TASK DETAILS –
Return, from the data that follows, each line that holds the word "value".

(Data records for software interfaces)

Content starts

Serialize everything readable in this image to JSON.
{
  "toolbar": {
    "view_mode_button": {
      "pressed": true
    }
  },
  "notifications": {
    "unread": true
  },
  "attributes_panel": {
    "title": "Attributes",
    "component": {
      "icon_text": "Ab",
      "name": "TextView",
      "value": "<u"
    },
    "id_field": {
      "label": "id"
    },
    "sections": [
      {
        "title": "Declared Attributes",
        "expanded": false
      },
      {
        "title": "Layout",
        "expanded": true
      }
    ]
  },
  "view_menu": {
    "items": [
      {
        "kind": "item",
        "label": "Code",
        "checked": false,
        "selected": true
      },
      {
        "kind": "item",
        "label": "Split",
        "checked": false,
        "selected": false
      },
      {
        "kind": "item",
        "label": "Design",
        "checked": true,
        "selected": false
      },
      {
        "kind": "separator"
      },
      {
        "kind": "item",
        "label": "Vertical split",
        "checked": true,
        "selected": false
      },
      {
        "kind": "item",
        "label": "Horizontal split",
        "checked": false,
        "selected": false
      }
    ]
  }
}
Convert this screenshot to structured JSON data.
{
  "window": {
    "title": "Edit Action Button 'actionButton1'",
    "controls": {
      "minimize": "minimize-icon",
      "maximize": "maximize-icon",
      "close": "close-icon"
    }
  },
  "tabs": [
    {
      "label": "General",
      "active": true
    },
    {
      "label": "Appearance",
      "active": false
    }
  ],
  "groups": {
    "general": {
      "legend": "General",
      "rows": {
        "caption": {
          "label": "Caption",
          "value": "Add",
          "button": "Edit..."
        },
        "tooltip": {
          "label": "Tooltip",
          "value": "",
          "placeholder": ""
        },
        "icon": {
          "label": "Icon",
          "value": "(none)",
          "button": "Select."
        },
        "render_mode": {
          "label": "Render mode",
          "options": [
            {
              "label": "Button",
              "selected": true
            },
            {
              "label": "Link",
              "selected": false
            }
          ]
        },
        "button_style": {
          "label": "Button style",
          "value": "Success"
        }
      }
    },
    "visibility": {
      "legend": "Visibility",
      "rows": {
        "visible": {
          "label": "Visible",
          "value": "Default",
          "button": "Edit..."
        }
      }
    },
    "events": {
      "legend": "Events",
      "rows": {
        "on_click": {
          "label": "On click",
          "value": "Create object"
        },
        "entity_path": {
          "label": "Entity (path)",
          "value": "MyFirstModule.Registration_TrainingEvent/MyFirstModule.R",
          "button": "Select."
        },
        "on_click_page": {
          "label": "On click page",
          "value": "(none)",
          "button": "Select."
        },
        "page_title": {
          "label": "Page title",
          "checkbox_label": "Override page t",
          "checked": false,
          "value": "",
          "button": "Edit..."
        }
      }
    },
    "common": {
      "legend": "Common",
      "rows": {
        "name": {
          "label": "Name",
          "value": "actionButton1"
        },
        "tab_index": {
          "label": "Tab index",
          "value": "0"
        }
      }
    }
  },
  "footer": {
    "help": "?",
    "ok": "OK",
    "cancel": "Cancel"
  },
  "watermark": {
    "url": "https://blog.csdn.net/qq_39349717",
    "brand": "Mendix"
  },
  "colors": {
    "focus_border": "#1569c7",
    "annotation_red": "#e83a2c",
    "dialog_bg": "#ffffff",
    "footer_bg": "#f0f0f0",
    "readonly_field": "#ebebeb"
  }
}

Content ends

OUTPUT BELOW –
      "value": "<u"
          "value": "Add",
          "value": "",
          "value": "(none)",
          "value": "Success"
          "value": "Default",
          "value": "Create object"
          "value": "MyFirstModule.Registration_TrainingEvent/MyFirstModule.R",
          "value": "(none)",
          "value": "",
          "value": "actionButton1"
          "value": "0"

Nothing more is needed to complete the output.